Anything by Carl Trueman is worth reading.
C.J. Mahaney conducts an interview with Trueman on the Sovereign Grace Ministries blog.
Read Part One here and Part Two here.

Among other questions, Mahaney asks: “What single bit of counsel has made the most significant difference in your leadership?”
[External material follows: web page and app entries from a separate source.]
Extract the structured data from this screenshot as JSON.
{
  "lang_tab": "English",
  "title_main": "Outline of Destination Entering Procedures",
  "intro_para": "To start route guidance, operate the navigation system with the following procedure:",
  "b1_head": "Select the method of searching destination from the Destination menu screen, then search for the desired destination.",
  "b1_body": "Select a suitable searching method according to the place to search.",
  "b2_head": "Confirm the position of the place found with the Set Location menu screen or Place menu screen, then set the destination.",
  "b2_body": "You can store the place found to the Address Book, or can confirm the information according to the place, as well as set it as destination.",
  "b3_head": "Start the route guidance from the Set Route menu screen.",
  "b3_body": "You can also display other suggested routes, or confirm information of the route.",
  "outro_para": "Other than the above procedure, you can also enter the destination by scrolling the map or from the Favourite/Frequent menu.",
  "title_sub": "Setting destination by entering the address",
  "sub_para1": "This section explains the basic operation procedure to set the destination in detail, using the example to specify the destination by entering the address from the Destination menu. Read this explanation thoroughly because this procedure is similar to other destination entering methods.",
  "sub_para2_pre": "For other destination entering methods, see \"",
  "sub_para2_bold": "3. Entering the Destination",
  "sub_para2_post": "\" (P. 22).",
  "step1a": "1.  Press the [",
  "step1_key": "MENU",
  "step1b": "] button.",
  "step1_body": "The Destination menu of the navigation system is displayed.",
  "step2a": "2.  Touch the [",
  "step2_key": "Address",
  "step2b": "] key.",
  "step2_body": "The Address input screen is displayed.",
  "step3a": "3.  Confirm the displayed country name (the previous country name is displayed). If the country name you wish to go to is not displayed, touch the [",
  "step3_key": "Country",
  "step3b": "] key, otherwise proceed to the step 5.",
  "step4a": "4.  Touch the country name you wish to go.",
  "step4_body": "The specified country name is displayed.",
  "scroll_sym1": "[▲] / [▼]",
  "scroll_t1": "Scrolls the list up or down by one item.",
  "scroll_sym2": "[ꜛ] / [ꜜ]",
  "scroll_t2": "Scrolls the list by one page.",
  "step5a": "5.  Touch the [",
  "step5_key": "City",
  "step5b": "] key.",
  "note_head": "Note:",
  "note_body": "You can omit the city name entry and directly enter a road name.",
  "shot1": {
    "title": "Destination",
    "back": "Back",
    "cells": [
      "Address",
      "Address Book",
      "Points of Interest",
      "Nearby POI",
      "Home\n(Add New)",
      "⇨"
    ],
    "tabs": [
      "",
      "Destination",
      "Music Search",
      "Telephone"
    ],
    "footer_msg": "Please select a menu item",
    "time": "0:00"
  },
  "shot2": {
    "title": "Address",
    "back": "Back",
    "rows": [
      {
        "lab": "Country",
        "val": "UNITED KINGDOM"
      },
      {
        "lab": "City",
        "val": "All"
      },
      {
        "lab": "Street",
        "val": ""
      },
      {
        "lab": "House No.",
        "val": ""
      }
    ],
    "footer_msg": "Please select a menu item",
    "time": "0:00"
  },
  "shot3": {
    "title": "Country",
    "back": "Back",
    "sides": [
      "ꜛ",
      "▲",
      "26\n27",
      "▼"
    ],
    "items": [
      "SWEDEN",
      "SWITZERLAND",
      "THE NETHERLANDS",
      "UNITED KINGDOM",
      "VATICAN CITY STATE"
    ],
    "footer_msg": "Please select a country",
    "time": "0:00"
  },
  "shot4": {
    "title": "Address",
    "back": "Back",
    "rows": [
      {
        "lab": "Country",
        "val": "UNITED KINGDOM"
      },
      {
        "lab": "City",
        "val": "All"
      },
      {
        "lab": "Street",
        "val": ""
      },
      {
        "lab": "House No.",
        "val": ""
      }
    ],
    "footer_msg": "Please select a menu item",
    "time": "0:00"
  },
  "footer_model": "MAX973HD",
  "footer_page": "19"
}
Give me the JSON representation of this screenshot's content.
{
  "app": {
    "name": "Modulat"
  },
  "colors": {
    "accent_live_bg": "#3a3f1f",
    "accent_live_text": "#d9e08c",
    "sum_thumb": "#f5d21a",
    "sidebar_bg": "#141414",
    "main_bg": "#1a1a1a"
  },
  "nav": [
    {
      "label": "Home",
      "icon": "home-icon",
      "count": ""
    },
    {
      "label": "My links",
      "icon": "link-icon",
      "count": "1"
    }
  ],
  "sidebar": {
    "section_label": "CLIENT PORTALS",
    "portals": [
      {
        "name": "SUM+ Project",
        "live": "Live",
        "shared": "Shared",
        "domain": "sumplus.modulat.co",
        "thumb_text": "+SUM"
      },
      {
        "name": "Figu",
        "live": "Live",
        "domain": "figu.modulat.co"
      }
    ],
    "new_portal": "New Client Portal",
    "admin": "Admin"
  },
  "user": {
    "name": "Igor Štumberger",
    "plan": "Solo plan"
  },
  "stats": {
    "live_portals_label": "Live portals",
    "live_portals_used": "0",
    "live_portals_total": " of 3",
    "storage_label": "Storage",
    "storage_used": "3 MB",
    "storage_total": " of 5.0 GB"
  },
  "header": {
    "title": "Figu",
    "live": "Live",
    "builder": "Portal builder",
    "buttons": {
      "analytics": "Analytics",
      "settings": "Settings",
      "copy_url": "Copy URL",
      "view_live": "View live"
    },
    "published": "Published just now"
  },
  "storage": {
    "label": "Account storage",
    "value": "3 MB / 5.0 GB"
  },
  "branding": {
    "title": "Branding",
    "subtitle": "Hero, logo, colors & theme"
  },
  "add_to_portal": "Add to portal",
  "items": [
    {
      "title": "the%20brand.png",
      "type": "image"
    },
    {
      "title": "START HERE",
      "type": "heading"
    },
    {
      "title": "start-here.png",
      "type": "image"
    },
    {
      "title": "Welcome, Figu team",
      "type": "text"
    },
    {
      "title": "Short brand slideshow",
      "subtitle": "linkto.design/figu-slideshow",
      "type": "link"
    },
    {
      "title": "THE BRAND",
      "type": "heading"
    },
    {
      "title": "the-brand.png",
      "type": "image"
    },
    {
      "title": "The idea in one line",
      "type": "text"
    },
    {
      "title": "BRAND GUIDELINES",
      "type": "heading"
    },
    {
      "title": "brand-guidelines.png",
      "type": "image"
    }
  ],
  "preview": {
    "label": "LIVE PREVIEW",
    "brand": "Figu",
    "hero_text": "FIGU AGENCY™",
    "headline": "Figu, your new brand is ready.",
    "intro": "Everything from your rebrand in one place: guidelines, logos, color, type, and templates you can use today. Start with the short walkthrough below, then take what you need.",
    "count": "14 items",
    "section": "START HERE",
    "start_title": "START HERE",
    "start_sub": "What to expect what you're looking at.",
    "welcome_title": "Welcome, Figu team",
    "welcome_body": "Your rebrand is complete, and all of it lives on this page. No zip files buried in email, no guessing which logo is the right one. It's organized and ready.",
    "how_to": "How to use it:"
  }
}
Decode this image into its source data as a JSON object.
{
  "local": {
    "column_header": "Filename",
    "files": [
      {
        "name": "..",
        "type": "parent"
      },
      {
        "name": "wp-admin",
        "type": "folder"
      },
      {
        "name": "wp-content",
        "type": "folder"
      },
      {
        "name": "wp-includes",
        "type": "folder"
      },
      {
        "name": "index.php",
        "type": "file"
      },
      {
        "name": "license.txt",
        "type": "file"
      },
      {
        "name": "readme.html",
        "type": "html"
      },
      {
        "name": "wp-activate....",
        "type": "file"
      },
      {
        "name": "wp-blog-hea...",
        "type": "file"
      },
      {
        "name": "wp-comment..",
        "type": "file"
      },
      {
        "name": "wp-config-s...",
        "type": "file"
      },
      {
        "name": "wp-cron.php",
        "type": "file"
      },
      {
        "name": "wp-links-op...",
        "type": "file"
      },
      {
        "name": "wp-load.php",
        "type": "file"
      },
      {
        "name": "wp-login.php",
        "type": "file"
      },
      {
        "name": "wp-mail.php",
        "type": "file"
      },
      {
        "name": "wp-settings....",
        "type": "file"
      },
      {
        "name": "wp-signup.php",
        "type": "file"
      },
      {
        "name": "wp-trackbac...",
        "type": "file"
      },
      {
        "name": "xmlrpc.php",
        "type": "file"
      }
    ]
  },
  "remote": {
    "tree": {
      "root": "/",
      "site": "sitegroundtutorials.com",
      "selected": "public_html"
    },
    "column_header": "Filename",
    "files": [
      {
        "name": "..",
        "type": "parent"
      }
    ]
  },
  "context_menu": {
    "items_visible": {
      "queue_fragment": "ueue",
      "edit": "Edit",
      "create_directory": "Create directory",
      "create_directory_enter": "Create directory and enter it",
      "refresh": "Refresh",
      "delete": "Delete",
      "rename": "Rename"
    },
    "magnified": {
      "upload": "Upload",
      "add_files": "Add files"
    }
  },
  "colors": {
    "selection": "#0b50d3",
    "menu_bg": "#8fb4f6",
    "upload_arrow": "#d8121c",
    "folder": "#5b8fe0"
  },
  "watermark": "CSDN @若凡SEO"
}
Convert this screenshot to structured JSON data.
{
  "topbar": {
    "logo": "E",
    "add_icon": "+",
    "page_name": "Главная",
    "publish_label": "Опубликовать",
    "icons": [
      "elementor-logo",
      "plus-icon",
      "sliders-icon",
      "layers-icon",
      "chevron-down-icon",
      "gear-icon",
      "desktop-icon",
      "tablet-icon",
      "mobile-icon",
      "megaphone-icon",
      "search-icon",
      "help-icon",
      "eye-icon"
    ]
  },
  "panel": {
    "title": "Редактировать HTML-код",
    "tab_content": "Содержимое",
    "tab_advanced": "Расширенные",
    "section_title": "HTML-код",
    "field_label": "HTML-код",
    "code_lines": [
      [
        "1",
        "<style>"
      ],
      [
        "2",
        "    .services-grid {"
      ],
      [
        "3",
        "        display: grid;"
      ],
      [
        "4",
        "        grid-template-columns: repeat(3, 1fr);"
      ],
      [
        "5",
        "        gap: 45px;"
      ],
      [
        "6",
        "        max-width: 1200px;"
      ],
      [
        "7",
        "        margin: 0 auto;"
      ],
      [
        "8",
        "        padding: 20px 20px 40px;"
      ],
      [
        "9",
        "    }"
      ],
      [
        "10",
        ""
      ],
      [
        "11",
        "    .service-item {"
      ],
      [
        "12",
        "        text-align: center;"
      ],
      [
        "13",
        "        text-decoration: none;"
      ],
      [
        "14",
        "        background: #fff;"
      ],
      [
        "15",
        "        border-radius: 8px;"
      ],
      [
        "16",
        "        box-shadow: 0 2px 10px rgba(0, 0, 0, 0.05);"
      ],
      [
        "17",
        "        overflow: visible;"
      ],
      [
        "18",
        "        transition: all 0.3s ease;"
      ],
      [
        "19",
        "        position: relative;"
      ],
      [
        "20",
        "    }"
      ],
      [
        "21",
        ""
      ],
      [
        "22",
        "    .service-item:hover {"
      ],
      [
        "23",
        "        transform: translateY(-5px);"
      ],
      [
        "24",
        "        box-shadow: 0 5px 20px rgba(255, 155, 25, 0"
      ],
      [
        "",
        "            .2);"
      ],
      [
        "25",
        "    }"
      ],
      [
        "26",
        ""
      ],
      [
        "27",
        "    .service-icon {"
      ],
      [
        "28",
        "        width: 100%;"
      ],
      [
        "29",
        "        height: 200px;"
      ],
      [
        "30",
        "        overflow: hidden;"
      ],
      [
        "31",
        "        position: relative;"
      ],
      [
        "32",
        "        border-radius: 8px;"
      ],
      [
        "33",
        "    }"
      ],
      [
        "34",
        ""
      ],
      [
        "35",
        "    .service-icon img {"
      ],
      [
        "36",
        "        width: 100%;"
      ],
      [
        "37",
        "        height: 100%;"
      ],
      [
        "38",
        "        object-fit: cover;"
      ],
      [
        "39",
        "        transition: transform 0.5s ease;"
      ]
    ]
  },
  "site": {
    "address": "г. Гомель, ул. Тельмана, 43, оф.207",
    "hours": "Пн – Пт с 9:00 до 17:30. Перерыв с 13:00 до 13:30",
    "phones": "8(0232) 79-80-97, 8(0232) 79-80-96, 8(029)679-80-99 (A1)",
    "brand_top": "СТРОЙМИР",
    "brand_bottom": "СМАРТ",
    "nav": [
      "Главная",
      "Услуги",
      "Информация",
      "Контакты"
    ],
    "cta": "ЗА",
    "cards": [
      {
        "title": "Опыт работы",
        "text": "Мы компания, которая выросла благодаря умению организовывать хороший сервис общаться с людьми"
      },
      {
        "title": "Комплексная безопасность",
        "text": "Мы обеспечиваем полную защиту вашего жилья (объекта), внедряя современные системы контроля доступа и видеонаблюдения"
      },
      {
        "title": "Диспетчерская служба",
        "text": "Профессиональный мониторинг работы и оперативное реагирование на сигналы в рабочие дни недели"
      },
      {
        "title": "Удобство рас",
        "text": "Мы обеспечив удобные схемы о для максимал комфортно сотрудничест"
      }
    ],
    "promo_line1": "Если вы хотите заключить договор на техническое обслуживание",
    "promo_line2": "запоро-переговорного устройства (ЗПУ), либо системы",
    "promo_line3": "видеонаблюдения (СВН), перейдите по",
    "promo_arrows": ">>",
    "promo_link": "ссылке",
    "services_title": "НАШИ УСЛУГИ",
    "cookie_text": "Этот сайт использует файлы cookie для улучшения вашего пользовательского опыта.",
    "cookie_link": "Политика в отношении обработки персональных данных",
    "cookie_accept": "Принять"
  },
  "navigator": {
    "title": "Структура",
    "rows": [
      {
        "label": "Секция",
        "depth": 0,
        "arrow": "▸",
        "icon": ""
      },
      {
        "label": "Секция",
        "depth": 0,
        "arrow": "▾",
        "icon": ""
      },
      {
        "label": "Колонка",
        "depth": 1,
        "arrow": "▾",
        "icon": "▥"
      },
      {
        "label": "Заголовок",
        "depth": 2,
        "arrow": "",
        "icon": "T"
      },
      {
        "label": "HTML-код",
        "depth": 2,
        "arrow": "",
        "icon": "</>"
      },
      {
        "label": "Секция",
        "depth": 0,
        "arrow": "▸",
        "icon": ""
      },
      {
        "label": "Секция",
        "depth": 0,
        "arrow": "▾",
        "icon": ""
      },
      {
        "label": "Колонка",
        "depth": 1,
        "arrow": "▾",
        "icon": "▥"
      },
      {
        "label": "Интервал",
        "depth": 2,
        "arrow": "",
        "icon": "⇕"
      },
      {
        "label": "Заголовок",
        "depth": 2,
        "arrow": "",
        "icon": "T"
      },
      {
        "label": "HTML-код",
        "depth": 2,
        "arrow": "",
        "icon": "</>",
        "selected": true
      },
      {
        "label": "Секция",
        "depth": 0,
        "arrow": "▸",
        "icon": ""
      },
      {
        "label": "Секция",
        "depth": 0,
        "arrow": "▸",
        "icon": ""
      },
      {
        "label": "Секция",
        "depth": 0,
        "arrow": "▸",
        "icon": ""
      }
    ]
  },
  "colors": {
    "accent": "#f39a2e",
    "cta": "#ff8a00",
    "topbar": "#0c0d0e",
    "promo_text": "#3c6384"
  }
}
Trueman answers:
“Again, I have to plead to be allowed to break the rule and list four things.
(a) Pick your battles. Not every hill is worth dying on; and not every battle is something you are competent to fight. As a younger man, I wanted to fight all comers and win every battle. Neither necessary nor possible.
(b) Be part of a team who care for you and whom you trust to tell you when you are going the wrong way or crossing a line that should not be crossed—and listen to them. Yes-men are fatal to good leadership. A trustworthy colleague who is prepared to oppose you to your face is worth his weight in gold.
(c) Understand that leadership is lonely; being liked by everyone is a luxury you probably cannot afford. Deal with it and get on with the job. If you want to be liked, be a circus clown; if you want to lead and lead well, be prepared for the loneliness that comes with it. This is why, for me, a happy home has been crucial for it has been a place where work is, as far as possible, kept far away. Home is the one place I can go each night and know that I am loved, and I guard it fiercely. I have even banned my kids from Googling my name—if there is nasty stuff out there about me, I deal with it at work; I do not allow it into my house.
(d) Don’t waste time defending your own name for the sake of it. If Christ’s honour is at stake, or the innocent are made vulnerable by some attack on your character, you need to respond; otherwise, let it be. If I responded to every wannabe crank who thinks I’m arrogant, hypocritical, lying etc. etc., I’d never have the time to do anything else. The secret is not caring about your own name except as it impacts upon others.”

The rest is good stuff too, including one of Trueman’s favourite books on preaching which I might have a look for.